◆ Goal of the exercise: Go through the data below line by line and report how many lines contain "symbol", giving only that figure.

[Dataset excerpts]
------------------------------------------------

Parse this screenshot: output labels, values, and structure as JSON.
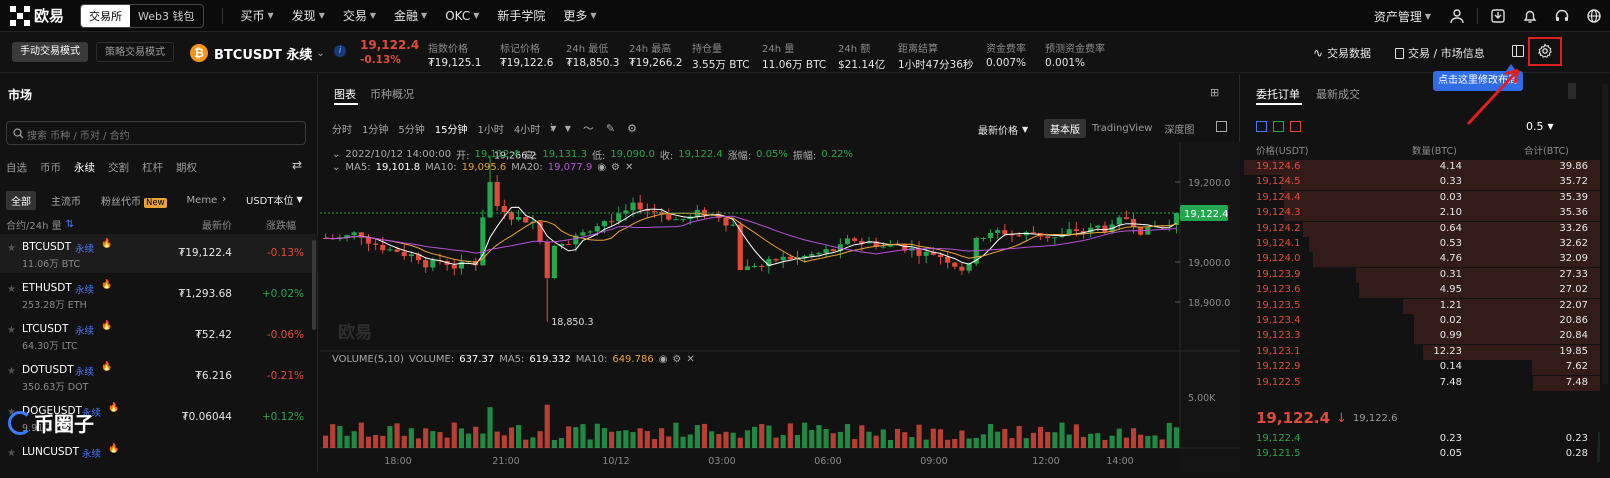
{
  "app": {
    "logo_text": "欧易"
  },
  "topnav": {
    "seg": [
      "交易所",
      "Web3 钱包"
    ],
    "items": [
      {
        "label": "买币",
        "caret": true
      },
      {
        "label": "发现",
        "caret": true
      },
      {
        "label": "交易",
        "caret": true
      },
      {
        "label": "金融",
        "caret": true
      },
      {
        "label": "OKC",
        "caret": true
      },
      {
        "label": "新手学院",
        "caret": false
      },
      {
        "label": "更多",
        "caret": true
      }
    ],
    "asset_mgmt": "资产管理"
  },
  "ticker": {
    "mode_manual": "手动交易模式",
    "mode_strategy": "策略交易模式",
    "symbol": "BTCUSDT 永续",
    "price": "19,122.4",
    "change": "-0.13%",
    "stats": [
      {
        "label": "指数价格",
        "value": "₮19,125.1"
      },
      {
        "label": "标记价格",
        "value": "₮19,122.6"
      },
      {
        "label": "24h 最低",
        "value": "₮18,850.3"
      },
      {
        "label": "24h 最高",
        "value": "₮19,266.2"
      },
      {
        "label": "持仓量",
        "value": "3.55万 BTC"
      },
      {
        "label": "24h 量",
        "value": "11.06万 BTC"
      },
      {
        "label": "24h 额",
        "value": "$21.14亿"
      },
      {
        "label": "距离结算",
        "value": "1小时47分36秒"
      },
      {
        "label": "资金费率",
        "value": "0.007%"
      },
      {
        "label": "预测资金费率",
        "value": "0.001%"
      }
    ],
    "trade_data": "交易数据",
    "market_info": "交易 / 市场信息",
    "tooltip": "点击这里修改布局"
  },
  "market": {
    "title": "市场",
    "search_placeholder": "搜索 币种 / 币对 / 合约",
    "tabs": [
      "自选",
      "币币",
      "永续",
      "交割",
      "杠杆",
      "期权"
    ],
    "filters": [
      "全部",
      "主流币",
      "粉丝代币",
      "Meme"
    ],
    "new_badge": "New",
    "unit": "USDT本位",
    "col_contract": "合约/24h 量",
    "col_price": "最新价",
    "col_change": "涨跌幅",
    "perp_tag": "永续",
    "rows": [
      {
        "symbol": "BTCUSDT",
        "vol": "11.06万 BTC",
        "price": "₮19,122.4",
        "change": "-0.13%",
        "up": false
      },
      {
        "symbol": "ETHUSDT",
        "vol": "253.28万 ETH",
        "price": "₮1,293.68",
        "change": "+0.02%",
        "up": true
      },
      {
        "symbol": "LTCUSDT",
        "vol": "64.30万 LTC",
        "price": "₮52.42",
        "change": "-0.06%",
        "up": false
      },
      {
        "symbol": "DOTUSDT",
        "vol": "350.63万 DOT",
        "price": "₮6.216",
        "change": "-0.21%",
        "up": false
      },
      {
        "symbol": "DOGEUSDT",
        "vol": "9.91亿",
        "price": "₮0.06044",
        "change": "+0.12%",
        "up": true
      },
      {
        "symbol": "LUNCUSDT",
        "vol": "",
        "price": "",
        "change": "",
        "up": false
      }
    ],
    "watermark": "币圈子"
  },
  "chart": {
    "tabs": [
      "图表",
      "币种概况"
    ],
    "intervals": [
      "分时",
      "1分钟",
      "5分钟",
      "15分钟",
      "1小时",
      "4小时"
    ],
    "active_interval": "15分钟",
    "price_type": "最新价格",
    "views": [
      "基本版",
      "TradingView",
      "深度图"
    ],
    "ohlc": {
      "date": "2022/10/12 14:00:00",
      "open_l": "开:",
      "open": "19,112.4",
      "high_l": "高:",
      "high": "19,131.3",
      "low_l": "低:",
      "low": "19,090.0",
      "close_l": "收:",
      "close": "19,122.4",
      "chg_l": "涨幅:",
      "chg": "0.05%",
      "amp_l": "振幅:",
      "amp": "0.22%"
    },
    "ma": {
      "ma5_l": "MA5:",
      "ma5": "19,101.8",
      "ma10_l": "MA10:",
      "ma10": "19,095.6",
      "ma20_l": "MA20:",
      "ma20": "19,077.9"
    },
    "high_mark": "19,266.2",
    "low_mark": "18,850.3",
    "y_ticks": [
      "19,200.0",
      "19,000.0",
      "18,900.0"
    ],
    "last_price": "19,122.4",
    "watermark": "欧易",
    "vol": {
      "label": "VOLUME(5,10)",
      "vol_l": "VOLUME:",
      "vol": "637.37",
      "ma5_l": "MA5:",
      "ma5": "619.332",
      "ma10_l": "MA10:",
      "ma10": "649.786",
      "tick": "5.00K"
    },
    "x_ticks": [
      "18:00",
      "21:00",
      "10/12",
      "03:00",
      "06:00",
      "09:00",
      "12:00",
      "14:00"
    ],
    "colors": {
      "up": "#25a750",
      "down": "#e24b3c",
      "ma5": "#ffffff",
      "ma10": "#e7a23a",
      "ma20": "#b552d8"
    }
  },
  "chart_data": {
    "type": "candlestick",
    "title": "",
    "ylim": [
      18800,
      19300
    ],
    "series": [
      {
        "name": "MA5",
        "value": 19101.8
      },
      {
        "name": "MA10",
        "value": 19095.6
      },
      {
        "name": "MA20",
        "value": 19077.9
      }
    ],
    "last": 19122.4,
    "high": 19266.2,
    "low": 18850.3,
    "volume_axis_tick": 5000
  },
  "orderbook": {
    "tabs": [
      "委托订单",
      "最新成交"
    ],
    "precision": "0.5",
    "headers": [
      "价格(USDT)",
      "数量(BTC)",
      "合计(BTC)"
    ],
    "asks": [
      [
        "19,124.6",
        "4.14",
        "39.86"
      ],
      [
        "19,124.5",
        "0.33",
        "35.72"
      ],
      [
        "19,124.4",
        "0.03",
        "35.39"
      ],
      [
        "19,124.3",
        "2.10",
        "35.36"
      ],
      [
        "19,124.2",
        "0.64",
        "33.26"
      ],
      [
        "19,124.1",
        "0.53",
        "32.62"
      ],
      [
        "19,124.0",
        "4.76",
        "32.09"
      ],
      [
        "19,123.9",
        "0.31",
        "27.33"
      ],
      [
        "19,123.6",
        "4.95",
        "27.02"
      ],
      [
        "19,123.5",
        "1.21",
        "22.07"
      ],
      [
        "19,123.4",
        "0.02",
        "20.86"
      ],
      [
        "19,123.3",
        "0.99",
        "20.84"
      ],
      [
        "19,123.1",
        "12.23",
        "19.85"
      ],
      [
        "19,122.9",
        "0.14",
        "7.62"
      ],
      [
        "19,122.5",
        "7.48",
        "7.48"
      ]
    ],
    "mid_price": "19,122.4",
    "mid_arrow": "↓",
    "mid_mark": "19,122.6",
    "bids": [
      [
        "19,122.4",
        "0.23",
        "0.23"
      ],
      [
        "19,121.5",
        "0.05",
        "0.28"
      ]
    ]
  }
}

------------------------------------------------

◆ Output below: 7